Abbreviations : cm. = centimeter (about 2 1/2 cm. make one inch).
mm.= millimeter (about 25 mm. make 1 inch).
µ = one micron (1000 µ= 1 mm.). Adnate, said of the gills when they are attached squarely, or broadly, to the stem. Adnexed, said of gills when they are attached only slightly or only by the upper angle of the stem. Anastomose, running together in a net-like manner.
Annulus, the ring or collar around the stem formed from the inner or partial veil. Appendiculate, said of the veil when it clings in fragments to the margin of the pileus. Arachnoid, said of the veil when it is cobwebby, that is, formed of loose threads. Ascus, the club-shaped body which bears the spores inside (characteristic of the Ascomycetes). Basidium (pl. basidia) the club-shaped body which bears the spores in the Basidiomycetes. These stand parallel, and together make up the entire or large part of the hymenium or fruiting surface which covers the gills, etc. Paraphyses (sterile cells) and sometimes cystidia (longer sterile cells) or spines are intermingled with the basidia. Bulbous, said of the enlarged lower end of the stem in some mushrooms. Circumscissile, splitting transversely across the middle, used to indicate one of the ways in which the volva ruptures.
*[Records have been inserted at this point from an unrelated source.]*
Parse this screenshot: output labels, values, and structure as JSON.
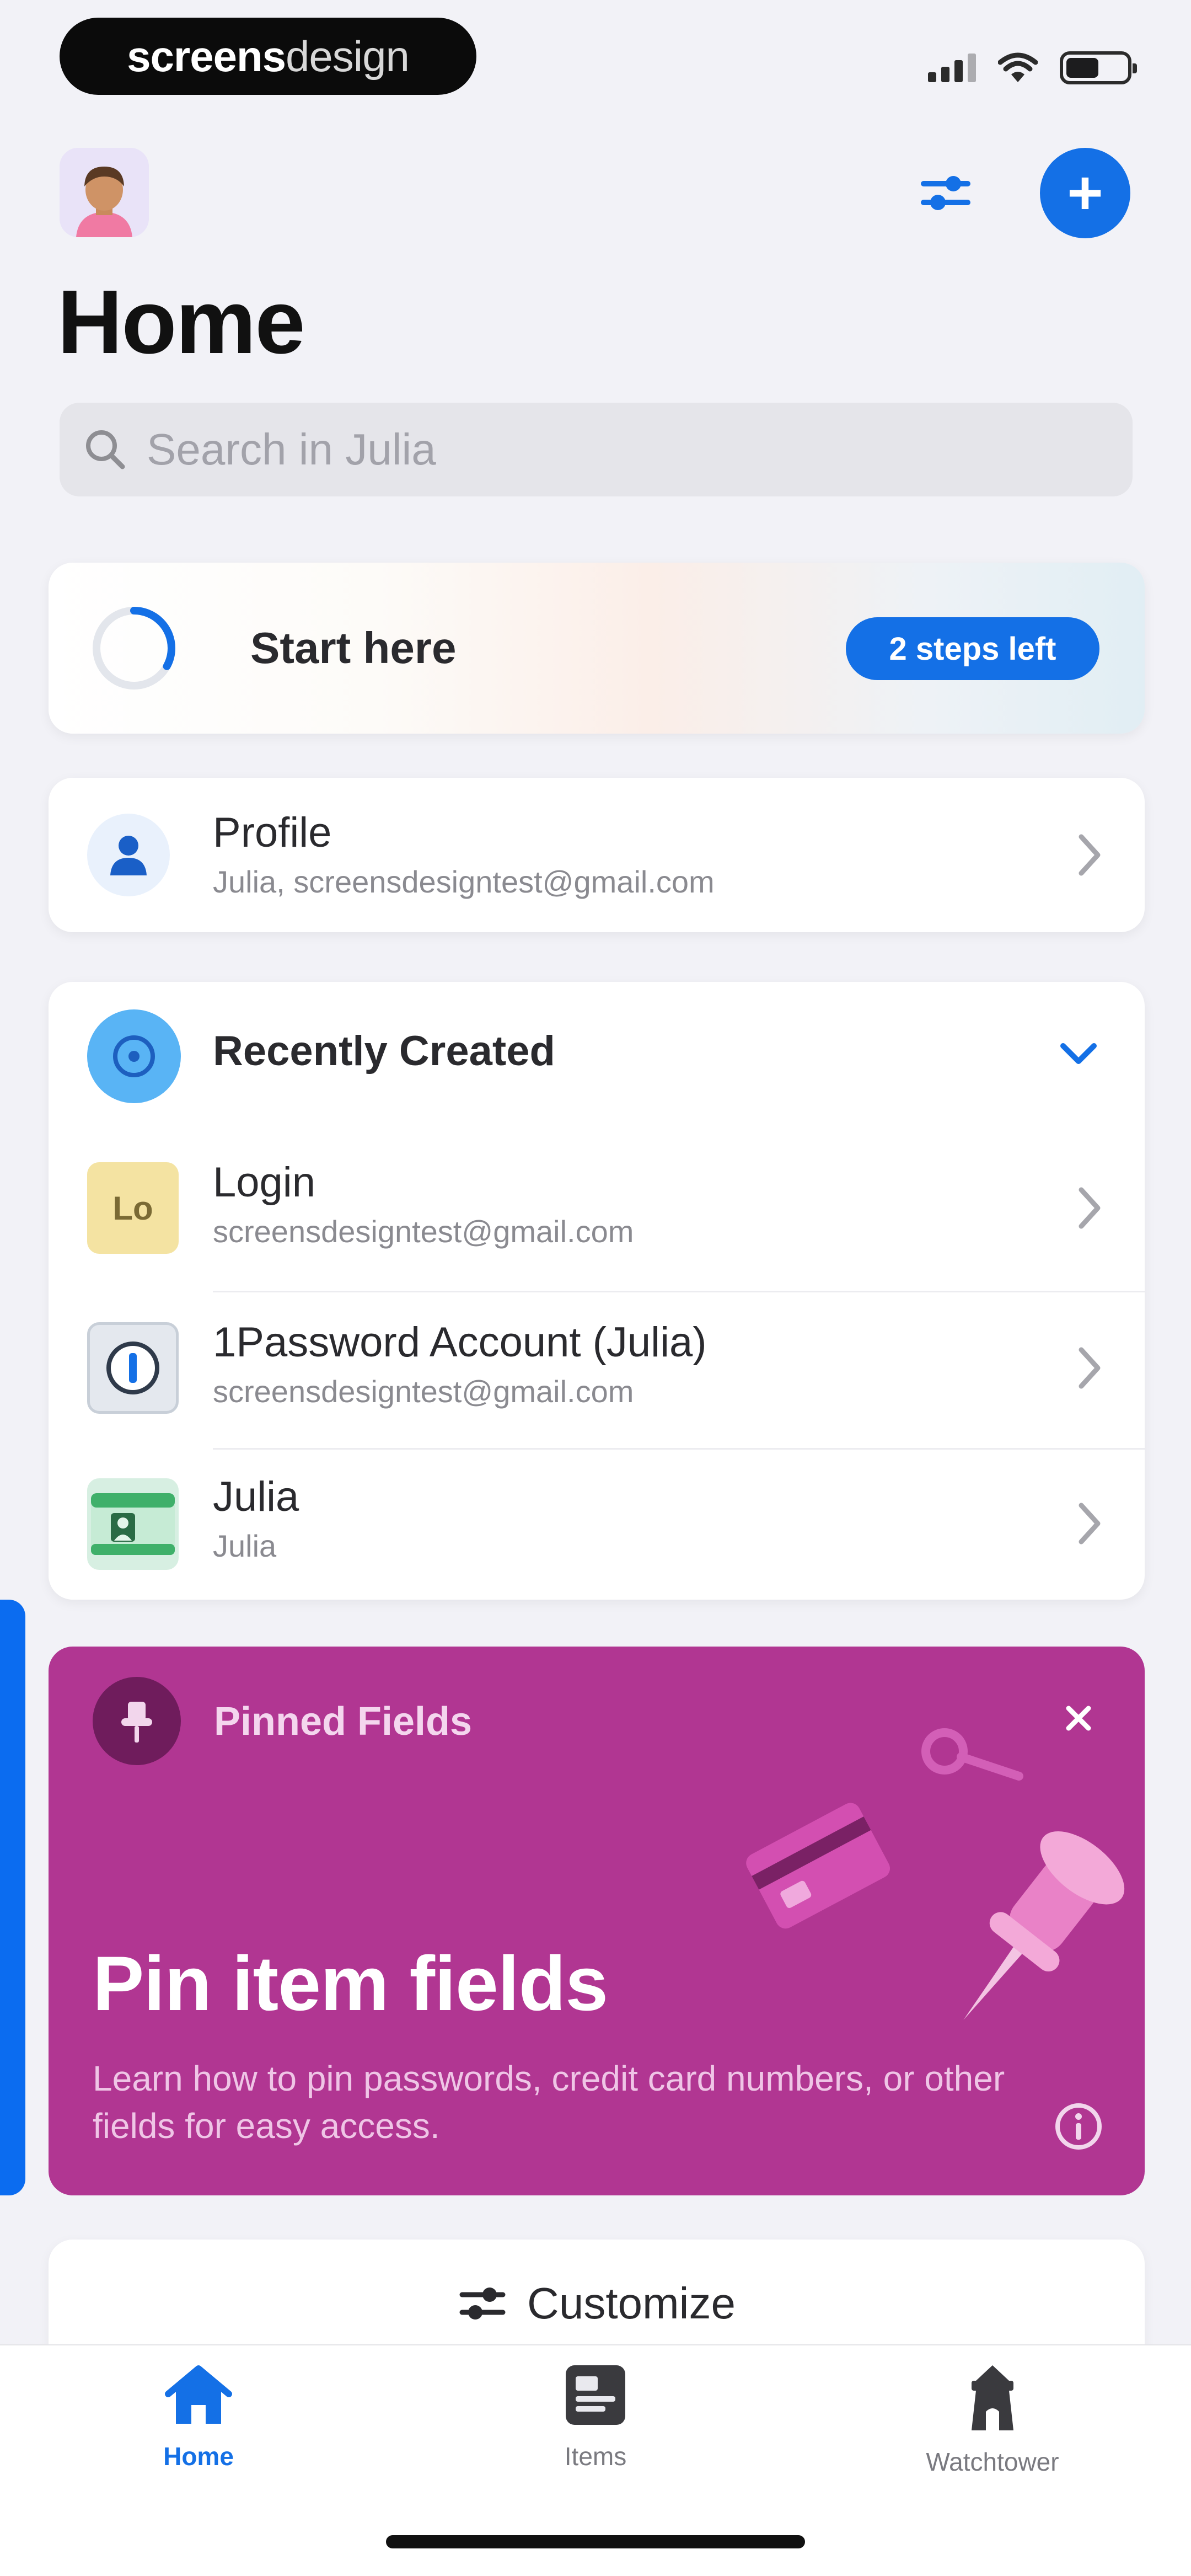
{
  "status_bar": {
    "brand_bold": "screens",
    "brand_light": "design",
    "signal_icon": "cellular-signal-icon",
    "wifi_icon": "wifi-icon",
    "battery_icon": "battery-icon",
    "battery_level": 0.55
  },
  "header": {
    "avatar_icon": "user-avatar",
    "filter_icon": "sliders-icon",
    "add_icon": "plus-icon",
    "add_label": "+",
    "title": "Home"
  },
  "search": {
    "placeholder": "Search in Julia",
    "value": "",
    "icon": "search-icon"
  },
  "start_here": {
    "label": "Start here",
    "steps_badge": "2 steps left",
    "progress": 0.33
  },
  "profile": {
    "title": "Profile",
    "subtitle": "Julia, screensdesigntest@gmail.com",
    "icon": "person-icon"
  },
  "recently_created": {
    "title": "Recently Created",
    "icon": "clock-icon",
    "items": [
      {
        "icon_text": "Lo",
        "title": "Login",
        "subtitle": "screensdesigntest@gmail.com",
        "icon": "login-icon"
      },
      {
        "icon_text": "",
        "title": "1Password Account (Julia)",
        "subtitle": "screensdesigntest@gmail.com",
        "icon": "1password-icon"
      },
      {
        "icon_text": "",
        "title": "Julia",
        "subtitle": "Julia",
        "icon": "identity-card-icon"
      }
    ]
  },
  "pinned_fields": {
    "label": "Pinned Fields",
    "headline": "Pin item fields",
    "description": "Learn how to pin passwords, credit card numbers, or other fields for easy access.",
    "close_icon": "close-icon",
    "info_icon": "info-icon",
    "colors": {
      "background": "#b13692",
      "badge": "#6f1c5c"
    }
  },
  "customize": {
    "label": "Customize",
    "icon": "sliders-icon"
  },
  "tab_bar": {
    "tabs": [
      {
        "label": "Home",
        "icon": "home-icon",
        "active": true
      },
      {
        "label": "Items",
        "icon": "items-icon",
        "active": false
      },
      {
        "label": "Watchtower",
        "icon": "watchtower-icon",
        "active": false
      }
    ]
  },
  "colors": {
    "accent": "#1470e6",
    "background": "#f2f2f7"
  }
}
Cortina, a cobwebby veil.
Cuticle, the skin-like layer on the outside of the pileus.
Decurrent, said of the gills when they extend downward on the stem.
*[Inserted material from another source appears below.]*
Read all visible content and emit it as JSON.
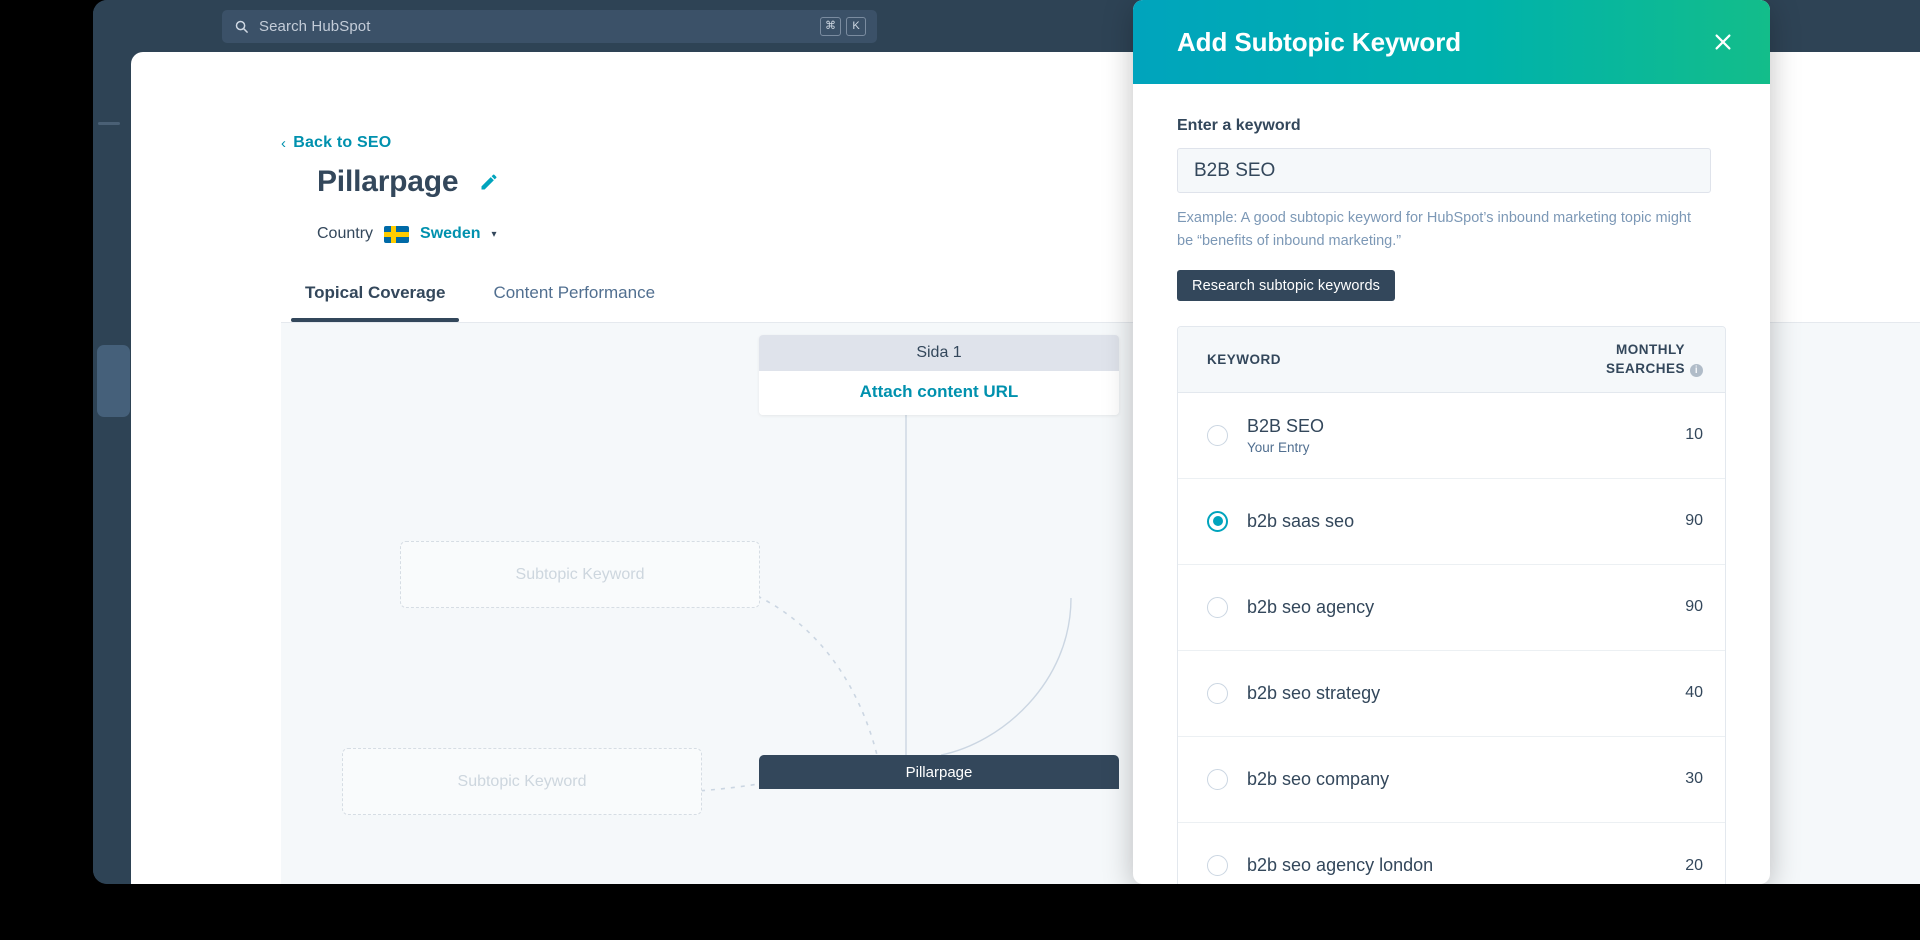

Diffluent, said of the gills when they dissolve into a fluid.
Dimidiate, halved, said of a sessile pileus semi-circular in form and attached by the plane edge directly to the wood.
Echinulate, term applied to minute spinous processes, on the spores for example.
Eccentric, said of a stem when it is attached to some other point than the center of the pileus.
Fimbriate, in the form of a delicate fringe.
Fistulose, becoming hollow.
Floccose, term applied to indicate delicate and soft threads, cottony extensions from the surface of any part of the mushroom.
Flocculose, minutely floccose.
Fuliginous (or fuligineous), dark brown, sooty or smoky.
Fulvous, tawny, reddish yellow.
Fusoid, like a spindle.
Furfuraceous, with numerous minute scales.
Gleba, the chambered tissue forming the hymenium (fruiting surface) in the puff-balls and their allies.
Hygrophanous, appearing to be water soaked.
Hymenium, the fruiting surface of the mushrooms and other fungi.